In The Travelers Indemnity Company v. Lean & Local LLC, Travelers sought a declaration that it did not owe its insureds indemnity or a defense. Judge Green granted Travelers summary judgment. The claims asserted against the insureds in a trademark case, Judge Green ruled, did not trigger coverage under the policies’ “advertising injury” provision.
The trademark case, filed in the United States District Court for the District of Massachusetts, involved claims by Atomic Café against LeanBox and Cold Brew, the insureds under the policies. Atomic Café alleged that the defendants’ use of Atomic Café’s mark on the defendants’ website constituted trademark infringement.
In Crotty v. Continuum Energy Technologies, Judge Salinger granted Thomas Crotty’s special motion to dismiss counterclaims for tortious interference brought by Continuum Energy Technologies (CET) and John Preston under the Massachusetts anti-SLAPP statute.
This is the latest litigation chapter in "the unravelling of a lengthy business relationship" between CET’s co-founders, John Preston and Christopher Nagel, after Nagel resigned in 2014 to form a competing business, IDL Development, Inc. (IDL). Preston and CET brought claims against Nagel and IDL alleging that Nagel had utilized and exploited CET’s proprietary information without a license. In March 2018, the parties entered into settlement and licensing agreements, under which CET licensed certain intellectual property to IDL. Crotty had participated in these settlement negotiations on behalf of IDL as its lead investor. IDL subsequently defaulted on its payment obligations and declared bankruptcy.

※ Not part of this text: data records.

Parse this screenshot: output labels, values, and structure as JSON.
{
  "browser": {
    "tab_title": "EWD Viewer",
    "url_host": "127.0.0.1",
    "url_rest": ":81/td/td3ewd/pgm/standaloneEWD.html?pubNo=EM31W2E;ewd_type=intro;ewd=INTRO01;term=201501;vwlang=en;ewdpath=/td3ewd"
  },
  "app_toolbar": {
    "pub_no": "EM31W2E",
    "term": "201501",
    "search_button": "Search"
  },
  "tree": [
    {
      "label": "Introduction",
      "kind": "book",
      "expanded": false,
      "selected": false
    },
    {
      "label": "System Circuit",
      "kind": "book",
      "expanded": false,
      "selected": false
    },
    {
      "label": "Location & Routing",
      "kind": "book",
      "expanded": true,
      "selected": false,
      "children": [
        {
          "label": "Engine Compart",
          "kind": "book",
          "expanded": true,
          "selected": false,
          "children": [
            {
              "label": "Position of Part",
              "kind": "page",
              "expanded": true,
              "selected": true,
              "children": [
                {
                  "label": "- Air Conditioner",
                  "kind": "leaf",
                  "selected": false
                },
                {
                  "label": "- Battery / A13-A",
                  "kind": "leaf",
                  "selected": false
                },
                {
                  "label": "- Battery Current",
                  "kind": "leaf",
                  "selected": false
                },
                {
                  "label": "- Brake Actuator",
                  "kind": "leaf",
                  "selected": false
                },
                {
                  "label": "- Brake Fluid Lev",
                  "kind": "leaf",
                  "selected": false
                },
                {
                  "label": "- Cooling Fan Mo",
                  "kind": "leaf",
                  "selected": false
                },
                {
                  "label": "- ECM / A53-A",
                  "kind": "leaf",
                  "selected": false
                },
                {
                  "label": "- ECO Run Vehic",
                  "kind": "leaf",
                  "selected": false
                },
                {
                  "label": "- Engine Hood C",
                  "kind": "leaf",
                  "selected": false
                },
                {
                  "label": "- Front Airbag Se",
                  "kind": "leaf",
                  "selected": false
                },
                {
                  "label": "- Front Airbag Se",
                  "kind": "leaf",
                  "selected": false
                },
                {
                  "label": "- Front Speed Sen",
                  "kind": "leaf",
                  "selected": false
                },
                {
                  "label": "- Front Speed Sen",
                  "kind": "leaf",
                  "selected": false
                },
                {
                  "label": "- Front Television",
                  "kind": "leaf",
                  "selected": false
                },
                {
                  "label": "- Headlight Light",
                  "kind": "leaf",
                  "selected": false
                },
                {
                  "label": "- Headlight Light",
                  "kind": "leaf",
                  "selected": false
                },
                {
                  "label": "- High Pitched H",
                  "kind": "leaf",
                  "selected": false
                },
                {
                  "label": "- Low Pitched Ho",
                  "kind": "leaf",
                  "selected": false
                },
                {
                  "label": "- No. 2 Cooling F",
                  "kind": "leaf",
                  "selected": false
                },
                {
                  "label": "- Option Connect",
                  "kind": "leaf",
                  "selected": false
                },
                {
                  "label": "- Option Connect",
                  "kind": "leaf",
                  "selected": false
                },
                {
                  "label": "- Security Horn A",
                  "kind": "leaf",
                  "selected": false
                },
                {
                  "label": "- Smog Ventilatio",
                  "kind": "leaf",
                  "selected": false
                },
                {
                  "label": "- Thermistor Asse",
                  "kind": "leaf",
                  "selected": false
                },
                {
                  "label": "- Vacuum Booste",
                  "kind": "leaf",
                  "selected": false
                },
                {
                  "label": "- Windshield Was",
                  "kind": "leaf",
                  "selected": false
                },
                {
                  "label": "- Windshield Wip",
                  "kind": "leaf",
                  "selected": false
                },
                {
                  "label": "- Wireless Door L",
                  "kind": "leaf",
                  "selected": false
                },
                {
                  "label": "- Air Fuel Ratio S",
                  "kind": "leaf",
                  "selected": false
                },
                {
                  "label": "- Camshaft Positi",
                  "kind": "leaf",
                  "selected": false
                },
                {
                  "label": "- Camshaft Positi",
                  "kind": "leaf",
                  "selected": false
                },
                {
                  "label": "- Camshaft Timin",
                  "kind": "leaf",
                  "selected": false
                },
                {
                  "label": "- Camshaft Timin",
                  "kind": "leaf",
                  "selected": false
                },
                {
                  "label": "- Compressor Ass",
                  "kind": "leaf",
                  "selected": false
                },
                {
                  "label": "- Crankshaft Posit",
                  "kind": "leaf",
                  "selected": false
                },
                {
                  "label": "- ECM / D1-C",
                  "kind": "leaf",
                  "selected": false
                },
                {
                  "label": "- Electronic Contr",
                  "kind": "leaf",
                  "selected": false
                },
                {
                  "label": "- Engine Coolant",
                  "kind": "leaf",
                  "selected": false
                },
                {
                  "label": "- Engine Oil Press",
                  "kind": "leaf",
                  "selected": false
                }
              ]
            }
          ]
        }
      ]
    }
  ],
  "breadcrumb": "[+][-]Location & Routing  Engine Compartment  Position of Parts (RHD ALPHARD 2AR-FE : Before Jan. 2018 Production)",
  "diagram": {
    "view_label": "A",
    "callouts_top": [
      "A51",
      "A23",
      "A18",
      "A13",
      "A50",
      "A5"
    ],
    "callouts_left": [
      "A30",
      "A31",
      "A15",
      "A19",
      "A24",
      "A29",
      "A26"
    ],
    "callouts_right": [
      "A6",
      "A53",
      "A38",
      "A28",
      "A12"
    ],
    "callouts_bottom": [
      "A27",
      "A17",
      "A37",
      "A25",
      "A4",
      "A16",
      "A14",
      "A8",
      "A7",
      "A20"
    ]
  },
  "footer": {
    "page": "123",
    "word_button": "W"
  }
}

- Senior Editor, Co-Chair, Business Litigation Practice Group